I had a layover day to recuperate in Green Bay thinking it would be wise. And it would have been wise, if it was a wise man recuperating. Alas, twas I, a nincompoop. I figured I deserved a nice meal on a night when I could sleep in the next morning. So I had two locally-brewed, craft raspberry ales to wash down pesto gnocchi in a thick fettuccine cream sauce. I spent most of the night and part of the morning digesting it. For all I know, I’m still digesting it.
When it came time to ride this morning I got off to a breathtakingly late start. I don’t know how I frittered away so much time except that I do remember having to download a route plan to the bike computer in the motel lobby after I had checked out.
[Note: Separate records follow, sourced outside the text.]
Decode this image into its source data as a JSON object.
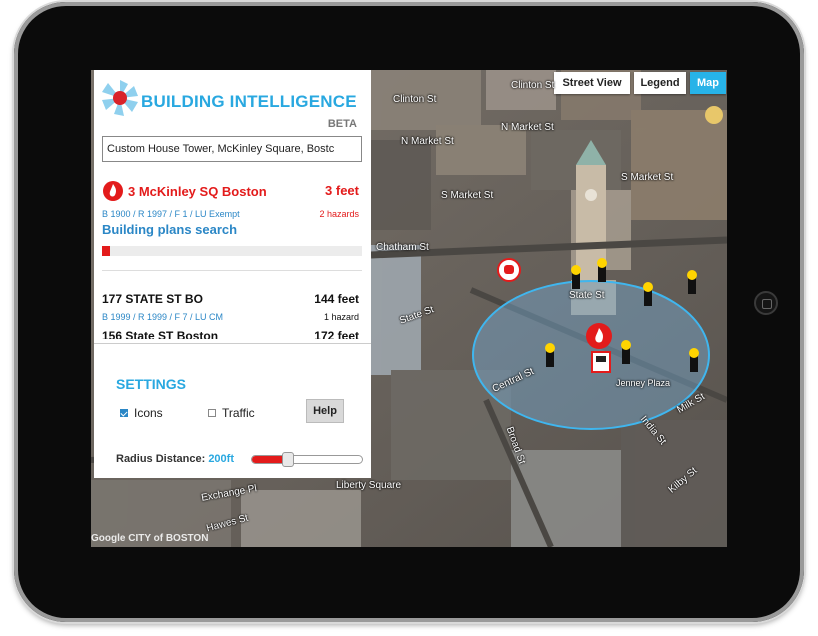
{
  "app": {
    "title": "BUILDING INTELLIGENCE",
    "badge": "BETA",
    "accent_color": "#29a8e0",
    "alert_color": "#e31b1b"
  },
  "search": {
    "value": "Custom House Tower, McKinley Square, Bostc"
  },
  "selected": {
    "address": "3 McKinley SQ Boston",
    "distance": "3 feet",
    "meta": "B 1900 / R 1997 / F 1 / LU Exempt",
    "hazards": "2 hazards",
    "plans_link": "Building plans search",
    "icon": "fire-icon",
    "progress": 0.03
  },
  "results": [
    {
      "address": "177 STATE ST BO",
      "distance": "144 feet",
      "meta": "B 1999 / R 1999 / F 7 / LU CM",
      "hazards": "1 hazard"
    },
    {
      "address": "156 State ST Boston",
      "distance": "172 feet",
      "meta": "",
      "hazards": ""
    }
  ],
  "settings": {
    "title": "SETTINGS",
    "icons_label": "Icons",
    "icons_checked": true,
    "traffic_label": "Traffic",
    "traffic_checked": false,
    "help_label": "Help",
    "radius_label": "Radius Distance:",
    "radius_value": "200ft",
    "radius_fraction": 0.33
  },
  "map": {
    "buttons": {
      "street_view": "Street View",
      "legend": "Legend",
      "map": "Map"
    },
    "active_button": "map",
    "street_labels": {
      "clinton_st_1": "Clinton St",
      "clinton_st_2": "Clinton St",
      "n_market_st_1": "N Market St",
      "n_market_st_2": "N Market St",
      "s_market_st_1": "S Market St",
      "s_market_st_2": "S Market St",
      "chatham_st": "Chatham St",
      "state_st_1": "State St",
      "state_st_2": "State St",
      "central_st": "Central St",
      "broad_st": "Broad St",
      "india_st": "India St",
      "milk_st": "Milk St",
      "kilby_st": "Kilby St",
      "exchange_pl": "Exchange Pl",
      "liberty_square": "Liberty Square",
      "hawes_st": "Hawes St",
      "jenney_plaza": "Jenney Plaza"
    },
    "watermark": "Google CITY of BOSTON",
    "radius_circle_color": "#3fb6ef",
    "hydrant_color": "#ffd400",
    "icons": [
      "fire-station-icon",
      "gas-mask-icon",
      "electrical-panel-icon",
      "hydrant-icon"
    ]
  }
}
I had gone over all of that the night before. How could I miss the essential fact that the one route I needed was not on my Garmin bike computer? We may never know.
In hindsight, it looks like it was a mistake to stay off my bike all day. Tour de France riders, no matter how many 100s of kilometers they rode the day before, always ride a little bit on their days off.
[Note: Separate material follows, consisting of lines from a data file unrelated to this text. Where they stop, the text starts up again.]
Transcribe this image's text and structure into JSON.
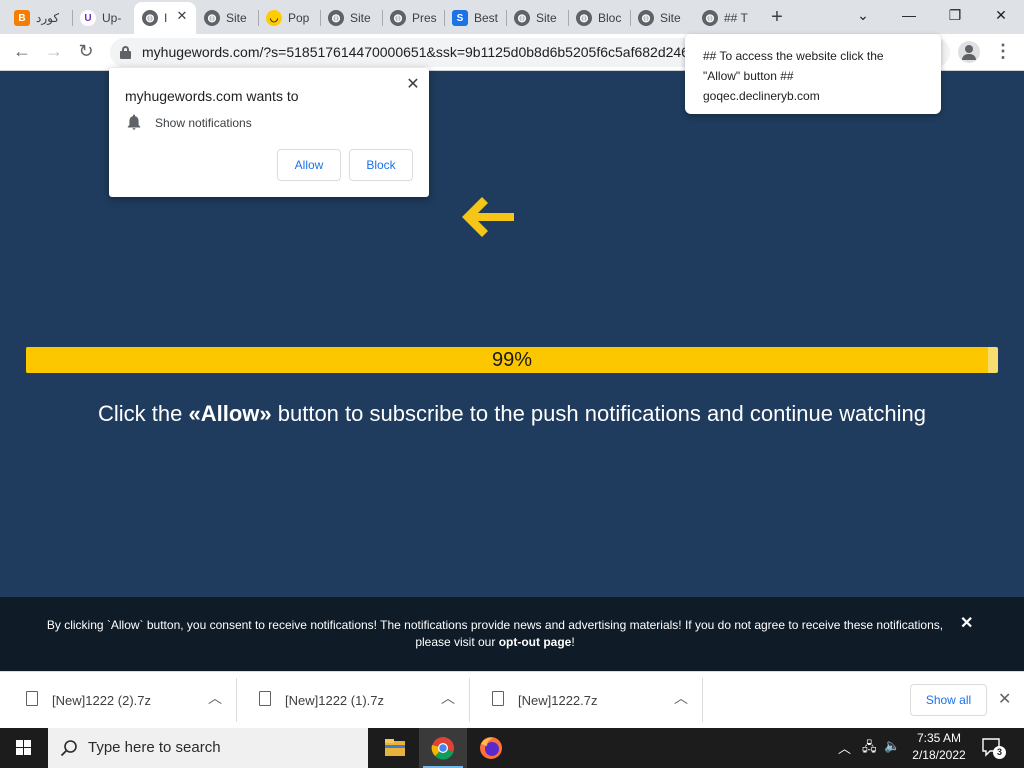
{
  "tabs": [
    {
      "title": "كورد",
      "icon": "blogger-icon",
      "color": "#f57d00"
    },
    {
      "title": "Up-",
      "icon": "upwork-icon",
      "color": "#ffffff"
    },
    {
      "title": "I",
      "icon": "globe-icon",
      "active_close": true
    },
    {
      "title": "Site",
      "icon": "globe-icon"
    },
    {
      "title": "Pop",
      "icon": "smiley-icon",
      "color": "#ffcc00"
    },
    {
      "title": "Site",
      "icon": "globe-icon"
    },
    {
      "title": "Pres",
      "icon": "globe-icon"
    },
    {
      "title": "Best",
      "icon": "s-logo-icon",
      "color": "#1a73e8"
    },
    {
      "title": "Site",
      "icon": "globe-icon"
    },
    {
      "title": "Bloc",
      "icon": "globe-icon"
    },
    {
      "title": "Site",
      "icon": "globe-icon"
    },
    {
      "title": "## T",
      "icon": "globe-icon"
    }
  ],
  "address_bar": {
    "url": "myhugewords.com/?s=518517614470000651&ssk=9b1125d0b8d6b5205f6c5af682d246"
  },
  "permission_popup": {
    "title": "myhugewords.com wants to",
    "permission": "Show notifications",
    "allow_label": "Allow",
    "block_label": "Block"
  },
  "tooltip": {
    "line1": "## To access the website click the",
    "line2": "\"Allow\" button ##",
    "line3": "goqec.declineryb.com"
  },
  "page": {
    "progress_text": "99%",
    "progress_value": 0.99,
    "headline_pre": "Click the ",
    "headline_bold": "«Allow»",
    "headline_post": " button to subscribe to the push notifications and continue watching",
    "accent": "#fdc700"
  },
  "consent": {
    "text": "By clicking `Allow` button, you consent to receive notifications! The notifications provide news and advertising materials! If you do not agree to receive these notifications, please visit our ",
    "link": "opt-out page",
    "end": "!"
  },
  "downloads": {
    "files": [
      "[New]1222 (2).7z",
      "[New]1222 (1).7z",
      "[New]1222.7z"
    ],
    "show_all": "Show all"
  },
  "taskbar": {
    "search_placeholder": "Type here to search",
    "time": "7:35 AM",
    "date": "2/18/2022",
    "notification_count": "3"
  }
}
So, by the time I was locked and loaded and turning pedals by 9:45 AM, they had a leaden indifference to motion. They were a perfect model of America, the left leg blaming the right leg for all that was wrong about this trip and the right leg accusing the left leg for coming up with the idea of the trip, which it now deemed a conspiracy. Both legs were equally and stridently convinced that the other leg had “weaponized” the bike trip for some sick and twisted goal that would, upon success, finally—at long last—trigger Armageddon. They… just… didn’t… want… to… go… forward.
Not uncommonly on a trip of this sort the arresting power of nature to delight would squelch all quarreling body parts. It’s often that you’re in an urban setting and unexpectedly you turn your wheel and ride into a field of splendor. In this case, under a braid of swooping elevated roads were cattail marshes.
By now, storm clouds loomed and I amused myself by imagining that I could ride free of them some how. There was always at least a quadrant in the sky that beamed brightly with light and undarkened clouds; as my bike and trailer followed the twists and bent around curves, it seemed “yeah, why not, I could get lucky?”.
The Quixotic notion of “beating the rain” got my legs moving. Then I came upon a bakery. Not just any bakery but a Kringle bakery, a delight I had only occasionally had skirmished with in Kenosha, WI, on my many, many visits to the velodrome there on Wednesday race nights. Now and then the race director would bring kringles out of a shopping bag to share on the infield with the racers. Store bought kringles didn’t seem like they would match up with what I might find in this little shop.
Of course, I was right. The woman who came to greet me assured me my Kenosha kringle was an American confection, implying a bastardized hybrid barely worthy of the name, whereas what they made came from the old country, implying that anything I bought and tasted from U.P. Pastries would taste pretty much the same though I had picked them up on the streets of Copenhagen. I believed here. I bought a couple mini-kringles and a Danish. And then, in her shop, I ate this.
A Danish from U.P. Pastries
Between bites, we discussed the weather, I dashed out to get my rain parka as a precaution, and she explained that this region with it’s proximity to the coast seemed to cleave storms in two so the worst would fall to either side and they tended to suffer the least from ravaging storms. Whatever its meteorological merits, it’s a theory I chose to believe in the moment.
I left the shop, the rain came. To my right, for a while, lightning splintered the sky. I road with my kringles in the rain. The rain came down steadily, slowly soaking through my parka, but I was warm, my legs limbered up. I got up a rhythm and made my legs work hard for long stretches. That old idea of “riding yourself into shape” which I really wanted to believe in from the very outset, now finally, a week into this thing, started to prove true.
I made it into Oconto, WI , crossed the Oconto River, and was checked in at the EconoLodge by 3 PM, having ridden a little over 35 miles.
There could be no doubt that my Danish was a superfood. It was the catalyst that prodded me into fluid motion and shake off my sloth. For riding, for the harmony of man and machine, rain notwithstanding, it was the best day of the trip so far.